A LOUD GRINDING NOISE disturbed neighbors near the 52nd Ave. block of SE Foster at 10 pm on June 21. Looking outside, they saw an eerie orange hue lighting up the sky.
The Dougy Center, a nationally recognized institution for grieving children and families, had been set ablaze and was burning with a furious noise that one witness describes as sounding "like a chainsaw." Orange flames surged from the building as firefighters struggled to extinguish it. The center's records were destroyed, the building was reduced to a charred shell, and the families who relied on it had another reason to grieve.
This was just the latest in a string of mysterious fires in the area that have residents worried a serial arsonist is in the neighborhood.
"We're afraid we're next," says Pete Sweeney, a construction worker who lives on the same block as the Dougy Center. He says people living nearby are increasingly upset and concerned as rumors of suspicious fires spread as quickly as the fires themselves.
According to records from the Portland Fire and Rescue Bureau, there were two dumpster fires in neighborhoods surrounding the Dougy Center in May. One was at an apartment complex on SE Woodstock, and another at a pharmacy on Foster. The same month, the recycling bin of a nearby professional building housing a law firm and a chiropractic clinic was lit up. The fire spread to the building, scorching the law firm's office, but leaving the clinic undamaged.
"I really didn't believe it," says Theresa King, a chiropractic physician at the clinic who is considering getting motion-detecting light sensors. The clinic has stopped leaving its recycling outside, she says.
Still, the most baffling of the string of fires in the area have been those that occurred at the Dougy Center. Prior to the June blaze that caused the center to close its doors, it had two smaller fires set on the premises. In March, someone filled a soda can with a flammable liquid and set it aflame on the center's back porch—the fire didn't do much damage, but a second fire destroyed a play structure in the backyard of the center, prompting administrators to install motion-detector spotlights and post flyers around the neighborhood soliciting information and warning neighbors to keep on the lookout.

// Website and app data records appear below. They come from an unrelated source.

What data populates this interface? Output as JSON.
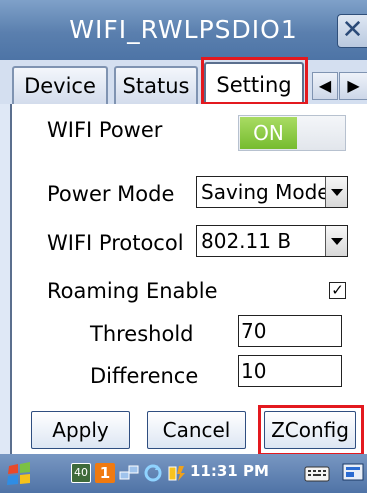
{
  "window": {
    "title": "WIFI_RWLPSDIO1",
    "close_glyph": "✕"
  },
  "tabs": [
    {
      "label": "Device",
      "selected": false
    },
    {
      "label": "Status",
      "selected": false
    },
    {
      "label": "Setting",
      "selected": true
    }
  ],
  "tab_scroll": {
    "left_glyph": "◀",
    "right_glyph": "▶"
  },
  "settings": {
    "wifi_power": {
      "label": "WIFI Power",
      "value": "ON"
    },
    "power_mode": {
      "label": "Power Mode",
      "value": "Saving Mode"
    },
    "wifi_protocol": {
      "label": "WIFI Protocol",
      "value": "802.11 B"
    },
    "roaming": {
      "label": "Roaming Enable",
      "checked": true,
      "check_glyph": "✓"
    },
    "threshold": {
      "label": "Threshold",
      "value": "70"
    },
    "difference": {
      "label": "Difference",
      "value": "10"
    }
  },
  "buttons": {
    "apply": "Apply",
    "cancel": "Cancel",
    "zconfig": "ZConfig"
  },
  "taskbar": {
    "tray_signal": "40",
    "tray_badge": "1",
    "clock": "11:31 PM"
  },
  "colors": {
    "highlight": "#e3191f",
    "toggle_on": "#76bc2f",
    "titlebar": "#5a7fae"
  }
}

These efforts proved futile when the June fire set outside the center spread to the first and second floors, rendering them unusable. A blue tarp now covers its singed northeast corner, while a chain-link fence and yellow tape border the center. Boards cover its doors and window. A small shrine of flowers and stuffed animals sits outside the ravaged building.
"It's added another layer of grief," says Marcia Director, the coincidentally named director of development for the Dougy Center.

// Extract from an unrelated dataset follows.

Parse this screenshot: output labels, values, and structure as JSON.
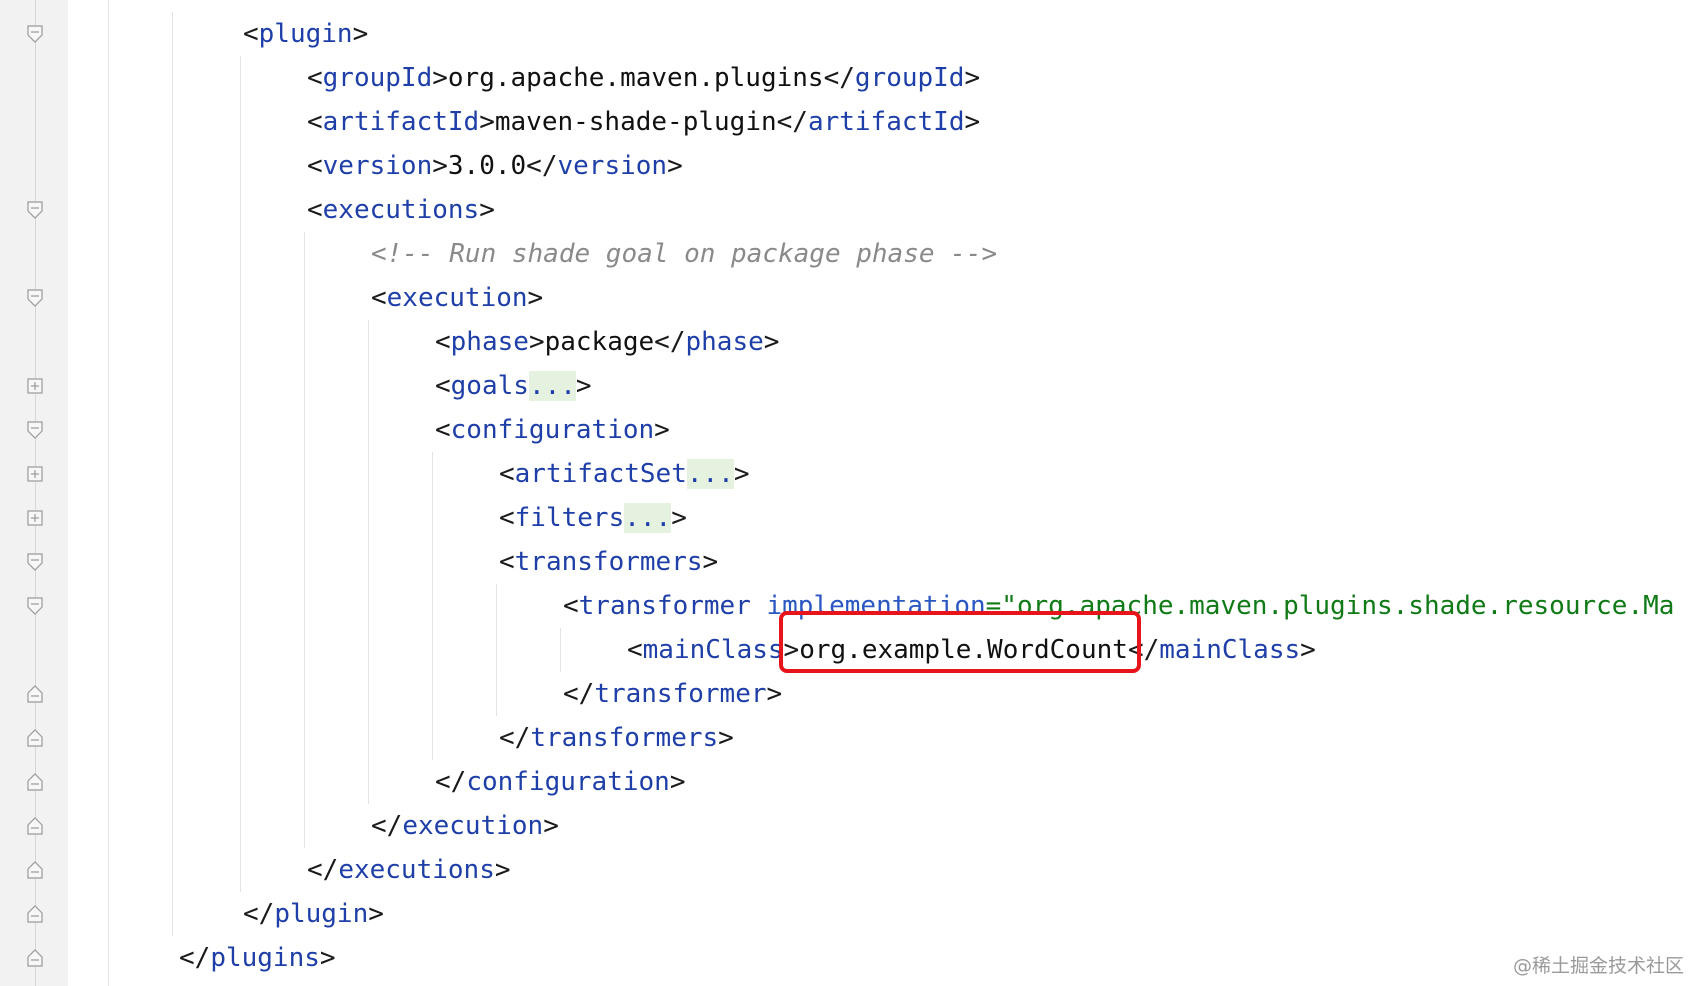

Director says the fire has been hard on families and children who use the center to cope with the loss of a loved one. It now operates out of a small administrative building next door that survived the blaze.
Lieutenant Allen Oswalt of the Fire and Rescue Bureau says they are investigating the fires as arson.
Since the fire at the center, rumors have been circulating about other small fires in the area: Oswalt says he's heard murmurs about residents experiencing strange fires in their garbage cans. However, he is unable to elaborate because most have gone unreported. He notes that these fires might be little more than someone carelessly flicking a cigarette butt in the garbage, and that there are mysterious fires all over the city during the summer months that may or may not be related.
In the meantime, neighbors are anxiously hoping that the strange pattern of fires has stopped.
"It's very concerning," says Jennifer Hoenigman, another witness of the fire at the Dougy Center. "We stayed home for Fourth of July."